This is a blog about the ongoing development of Ozzipalooza, a management simulation game.
It is intended to be a record of our reflections about the development process. In addition, we provide a technical guide to other educators to help them develop their own simulation games.
What is Ozzipalooza?
Ozzipalooza is a management simulation game in which the player controls Alex, an events manager. In the game’s narrative, she is a relatively junior employee who is thrust into a position of considerable responsibility. Namely, she is responsible for organising a high profile music festival: the titular Ozzipalooza.
In the simulation, the player is responsible for delivering the festival. They must work in a cross-disciplinary team and deal with the sometimes difficult personalities of fellow team members. They are required to manage differences of opinion and lead the team to make intelligent decisions.
Choosing a scenario required thinking of a context where someone in their early twenties could plausibly be in some kind of management position. We needed a workplace environment where a protagonist (similar to the student) could be thrust into a management role. This would allow us to introduce management concepts (as the protagonist experiences those concepts). We chose a live music festival (the fictitious “Ozzipalooza”) as we felt it would resonate with the students’ experiences and interests. Any festival-goer would appreciate just how much effort goes into organising such a big event. We also thought this scenario would work well because it has a clear beginning and end point. However, the choices the player makes along the way will have a large impact on the final ending.
Why a simulation game?
The motivation for the development of the game came from our experiences of teaching Introduction to Management, a core unit within the Bachelor of Business.
We observed that most of our students had few practical experiences of management. Although there are a small number of mature age students, as well as some who work as casual or part-time employees, most of our students have come straight out of high school. As a result, the students often find the management concepts and theories in the syllabus to be disconnected from their experiences. We were looking for some way to build access to practical or authentic management experiences for our students. With several hundred students enrolled in the unit the logistics of providing undergraduate students with the experience of managing something is extremely difficult. We felt that a simulation game might be an option for bridging the gap between the experience level of our students and that needed for students to understand management concepts more easily.
The simulation game provides numerous opportunities for the unit teaching team. The game provides practical examples of managerial concepts in action. These examples can be later discussed in lectures and tutorials. Moreover, particular decision points in the game—such as deciding what type of leadership style to apply—can be used to stimulate class discussion and debate. As the game can be played multiple times, it can provide a refresher to the students about the management topics covered.

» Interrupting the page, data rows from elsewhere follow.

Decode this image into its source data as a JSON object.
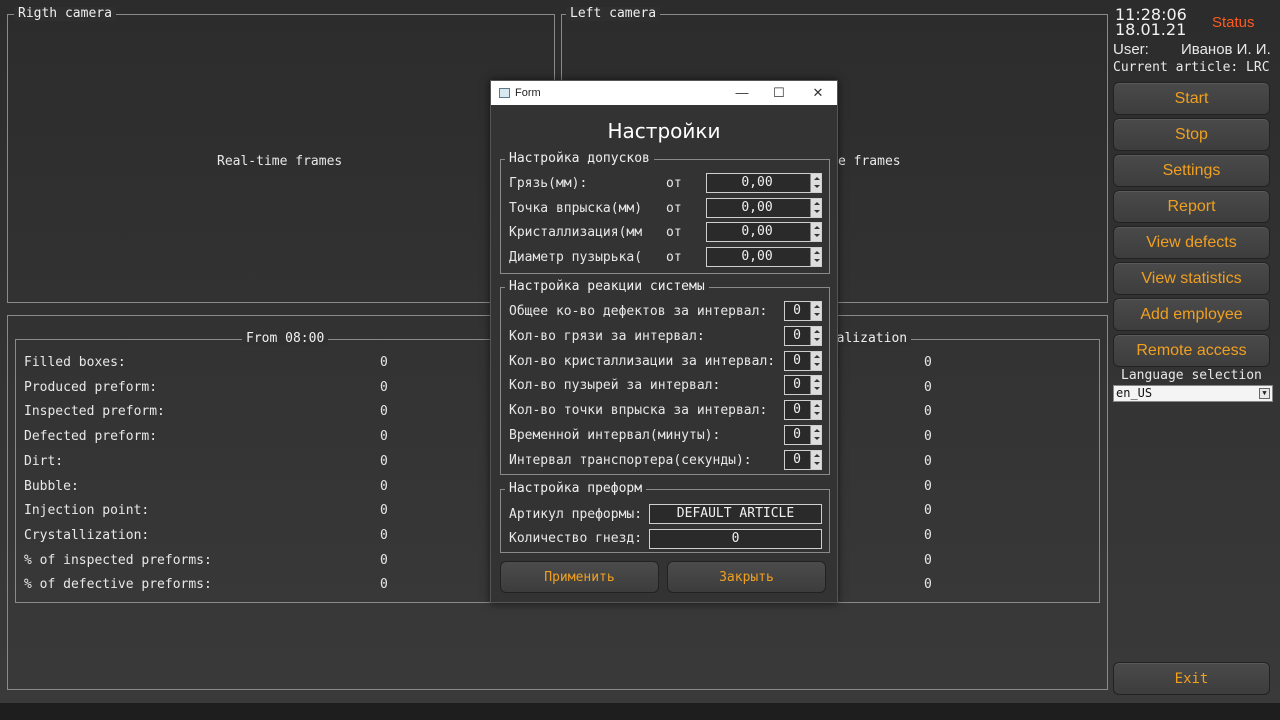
{
  "cameras": {
    "right_title": "Rigth camera",
    "left_title": "Left camera",
    "right_text": "Real-time frames",
    "left_text": "e frames"
  },
  "stats": {
    "left_title": "From 08:00",
    "right_title_partial": "tialization",
    "labels": [
      "Filled boxes:",
      "Produced preform:",
      "Inspected preform:",
      "Defected preform:",
      "Dirt:",
      "Bubble:",
      "Injection point:",
      "Crystallization:",
      "% of inspected preforms:",
      "% of defective preforms:"
    ],
    "left_values": [
      "0",
      "0",
      "0",
      "0",
      "0",
      "0",
      "0",
      "0",
      "0",
      "0"
    ],
    "right_values": [
      "0",
      "0",
      "0",
      "0",
      "0",
      "0",
      "0",
      "0",
      "0",
      "0"
    ]
  },
  "header": {
    "time": "11:28:06",
    "date": "18.01.21",
    "status": "Status",
    "user_label": "User:",
    "user_name": "Иванов И. И.",
    "article": "Current article: LRC"
  },
  "menu": {
    "buttons": [
      "Start",
      "Stop",
      "Settings",
      "Report",
      "View defects",
      "View statistics",
      "Add employee",
      "Remote access"
    ],
    "language_label": "Language selection",
    "language_value": "en_US",
    "exit": "Exit"
  },
  "colors": {
    "accent": "#f0a020",
    "status": "#ff5a1f"
  },
  "modal": {
    "window_title": "Form",
    "heading": "Настройки",
    "tolerances": {
      "title": "Настройка допусков",
      "rows": [
        {
          "label": "Грязь(мм):",
          "from": "от",
          "value": "0,00"
        },
        {
          "label": "Точка впрыска(мм)",
          "from": "от",
          "value": "0,00"
        },
        {
          "label": "Кристаллизация(мм",
          "from": "от",
          "value": "0,00"
        },
        {
          "label": "Диаметр пузырька(",
          "from": "от",
          "value": "0,00"
        }
      ]
    },
    "reaction": {
      "title": "Настройка реакции системы",
      "rows": [
        {
          "label": "Общее ко-во дефектов за интервал:",
          "value": "0"
        },
        {
          "label": "Кол-во грязи за интервал:",
          "value": "0"
        },
        {
          "label": "Кол-во кристаллизации за интервал:",
          "value": "0"
        },
        {
          "label": "Кол-во пузырей за интервал:",
          "value": "0"
        },
        {
          "label": "Кол-во точки впрыска за интервал:",
          "value": "0"
        },
        {
          "label": "Временной интервал(минуты):",
          "value": "0"
        },
        {
          "label": "Интервал транспортера(секунды):",
          "value": "0"
        }
      ]
    },
    "preform": {
      "title": "Настройка преформ",
      "article_label": "Артикул преформы:",
      "article_value": "DEFAULT ARTICLE",
      "sockets_label": "Количество гнезд:",
      "sockets_value": "0"
    },
    "apply": "Применить",
    "close": "Закрыть"
  }
}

The game also potentially has the capacity to be adapted, extended or modified depending on the concepts to be covered. We focused on key concepts that are taught in our unit and that are generally commonly found in most introductory management texts. However, we were trying to keep away from covering concepts that are covered in other units in our course in any depth (for example human resource management topics). If there were other concepts that were important to cover they could easily be added into the story.
What platform did you use to develop Ozzipalooza?
We investigated several tools for developing the simulation game, but we eventually settled on Twine (version 2.x). Twine is a tool for developing interactive web-based stories. We used it with the SugarCube (version 2.x) story format.
Finally, Twine is free and open-source. It can be used by educators at zero cost, except for the time invested in developing an interactive story or simulation game.
Who are the developers?
The developers are Tim Bednall and Elizabeth Merlot, two academics from the Department of Management & Marketing at Swinburne University of Technology in Victoria, Australia. We are both convenors of Introduction to Management, a core unit within the Bachelor of Business degree.
Another contributor to the project is Alycia O’Sullivan, an organisational psychology work placement student. Alycia provided invaluable support and guidance in the creation of the project. Daniel Laurance, a learning technologist from Swinburne, also provided support for the project.